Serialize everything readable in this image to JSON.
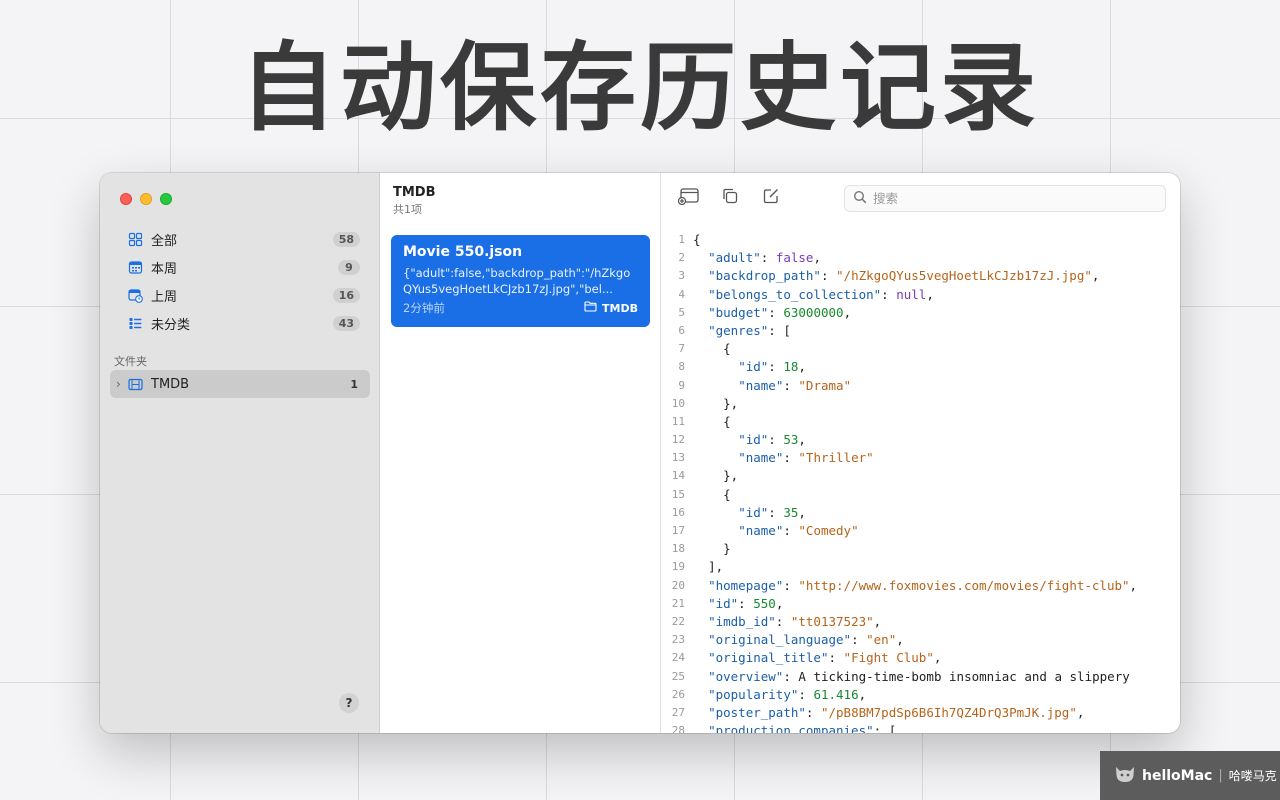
{
  "headline": "自动保存历史记录",
  "sidebar": {
    "items": [
      {
        "label": "全部",
        "count": "58",
        "icon": "grid-icon"
      },
      {
        "label": "本周",
        "count": "9",
        "icon": "calendar-week-icon"
      },
      {
        "label": "上周",
        "count": "16",
        "icon": "calendar-clock-icon"
      },
      {
        "label": "未分类",
        "count": "43",
        "icon": "list-icon"
      }
    ],
    "section_title": "文件夹",
    "folders": [
      {
        "label": "TMDB",
        "count": "1",
        "icon": "film-icon"
      }
    ],
    "help": "?"
  },
  "list": {
    "title": "TMDB",
    "subtitle": "共1项",
    "cards": [
      {
        "title": "Movie 550.json",
        "snippet": "{\"adult\":false,\"backdrop_path\":\"/hZkgoQYus5vegHoetLkCJzb17zJ.jpg\",\"bel...",
        "time": "2分钟前",
        "folder": "TMDB"
      }
    ]
  },
  "toolbar": {
    "search_placeholder": "搜索",
    "buttons": [
      "new-window-icon",
      "copy-icon",
      "edit-icon"
    ]
  },
  "code": {
    "lines": [
      "{",
      "  \"adult\": false,",
      "  \"backdrop_path\": \"/hZkgoQYus5vegHoetLkCJzb17zJ.jpg\",",
      "  \"belongs_to_collection\": null,",
      "  \"budget\": 63000000,",
      "  \"genres\": [",
      "    {",
      "      \"id\": 18,",
      "      \"name\": \"Drama\"",
      "    },",
      "    {",
      "      \"id\": 53,",
      "      \"name\": \"Thriller\"",
      "    },",
      "    {",
      "      \"id\": 35,",
      "      \"name\": \"Comedy\"",
      "    }",
      "  ],",
      "  \"homepage\": \"http://www.foxmovies.com/movies/fight-club\",",
      "  \"id\": 550,",
      "  \"imdb_id\": \"tt0137523\",",
      "  \"original_language\": \"en\",",
      "  \"original_title\": \"Fight Club\",",
      "  \"overview\": \"A ticking-time-bomb insomniac and a slippery",
      "  \"popularity\": 61.416,",
      "  \"poster_path\": \"/pB8BM7pdSp6B6Ih7QZ4DrQ3PmJK.jpg\",",
      "  \"production_companies\": ["
    ]
  },
  "watermark": {
    "brand": "helloMac",
    "cn": "哈喽马克"
  },
  "colors": {
    "accent": "#1a6ee6",
    "key": "#1c5fa8",
    "string": "#b5641c",
    "number": "#178a2e",
    "keyword": "#7a3bb8"
  }
}
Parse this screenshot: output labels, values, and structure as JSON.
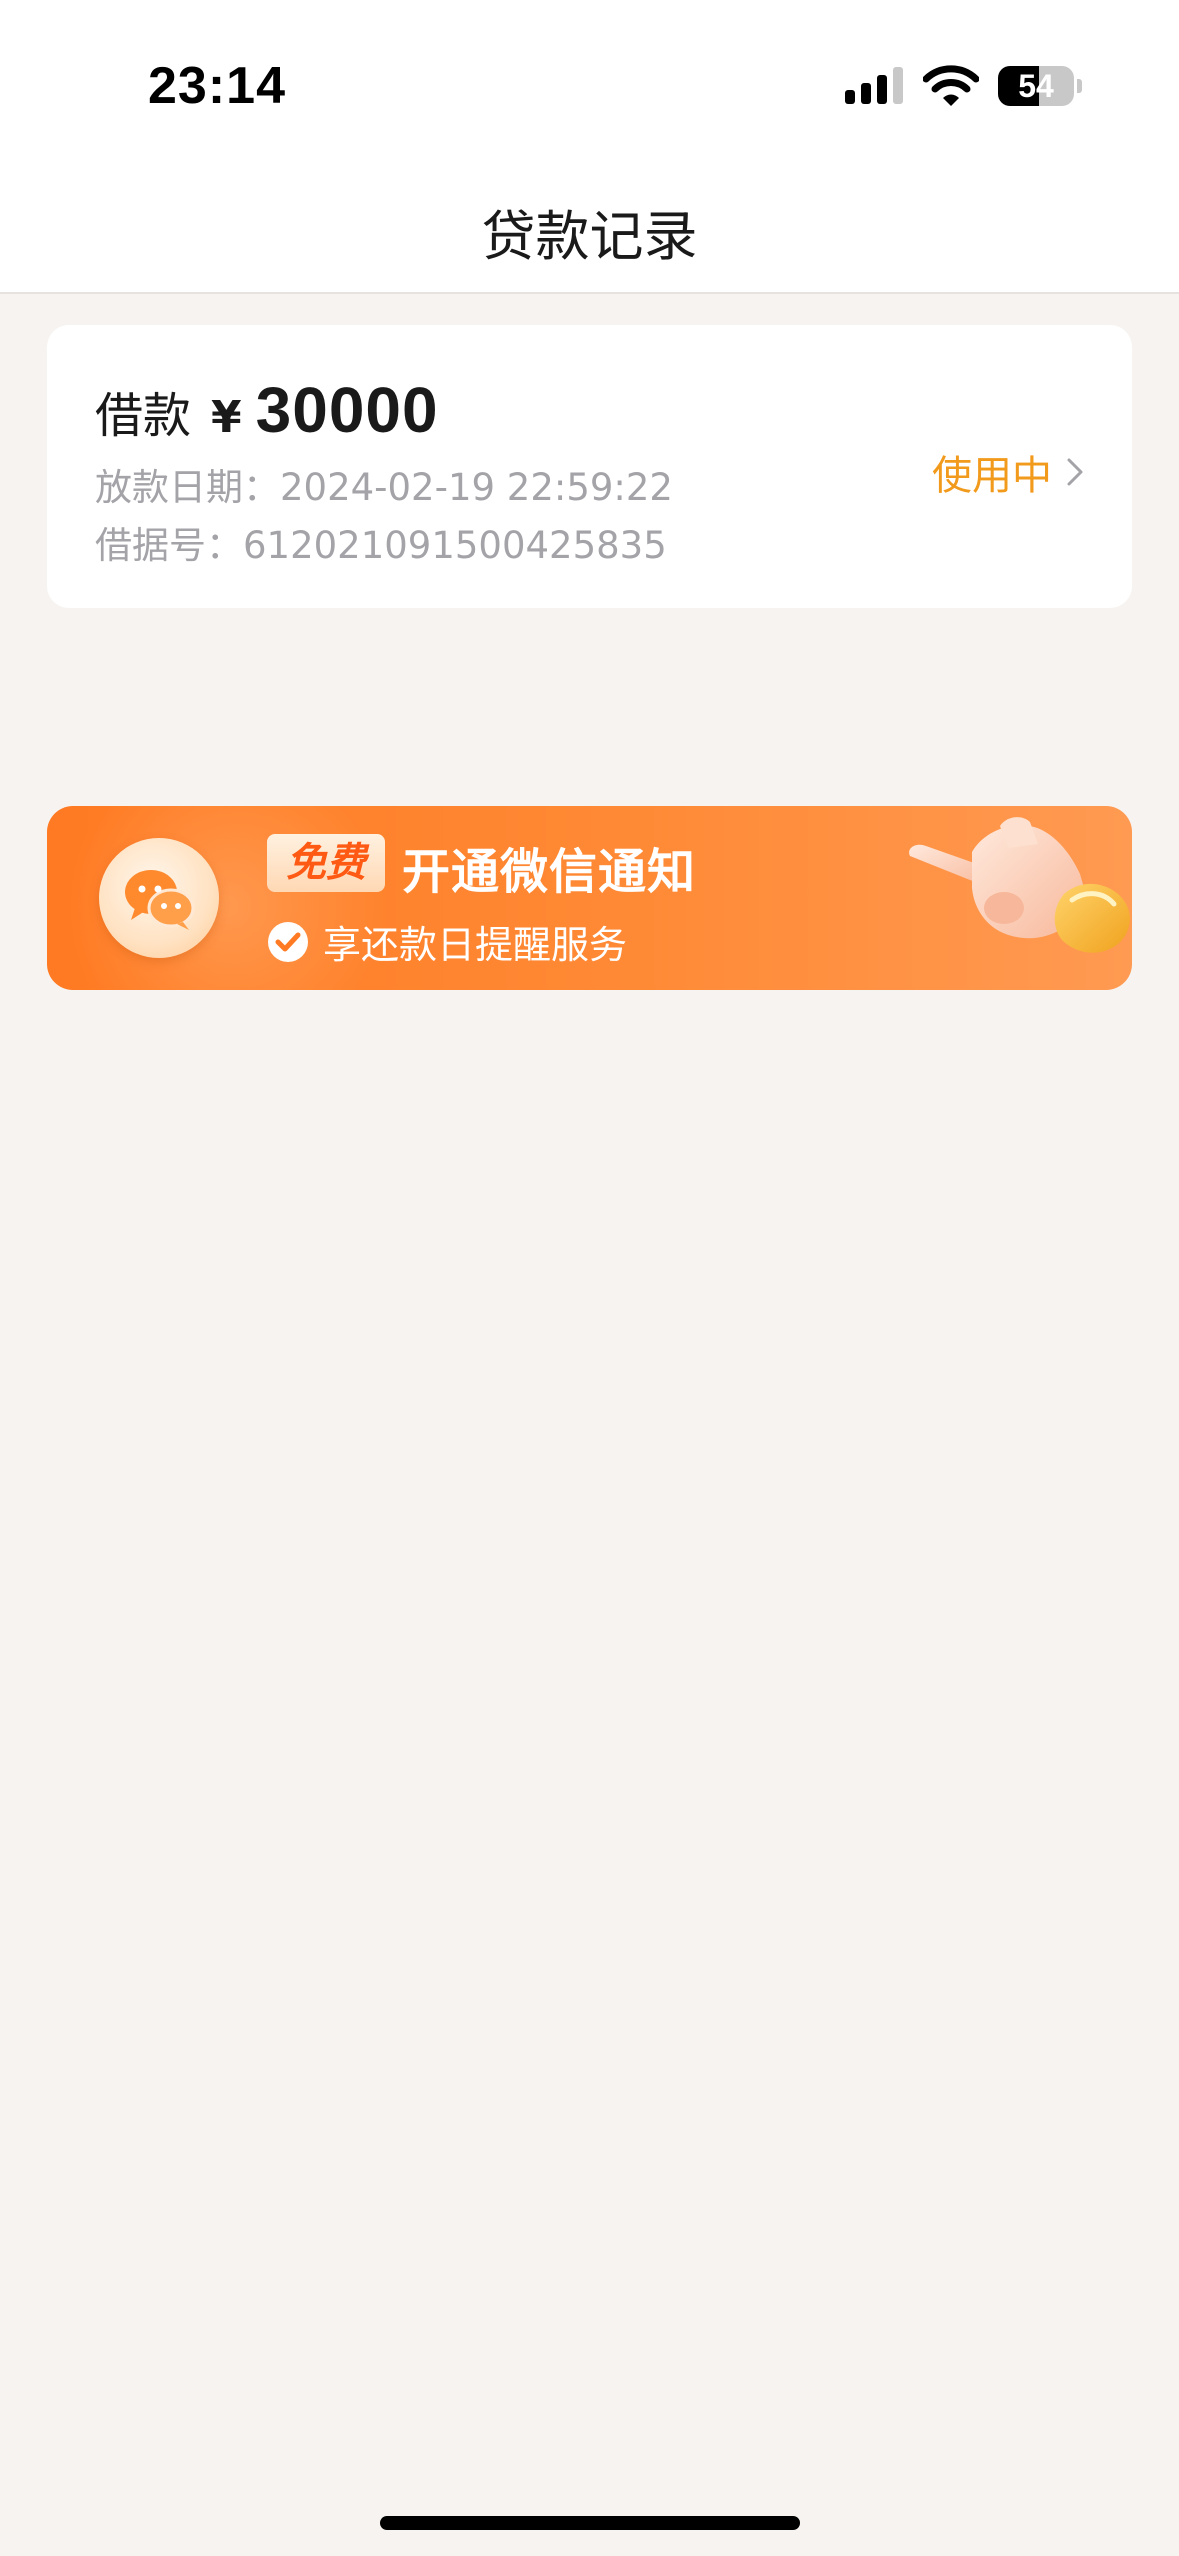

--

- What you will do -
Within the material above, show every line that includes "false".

- Response box -
        "snippet": "{\"adult\":false,\"backdrop_path\":\"/hZkgoQYus5vegHoetLkCJzb17zJ.jpg\",\"bel...",
      "  \"adult\": false,",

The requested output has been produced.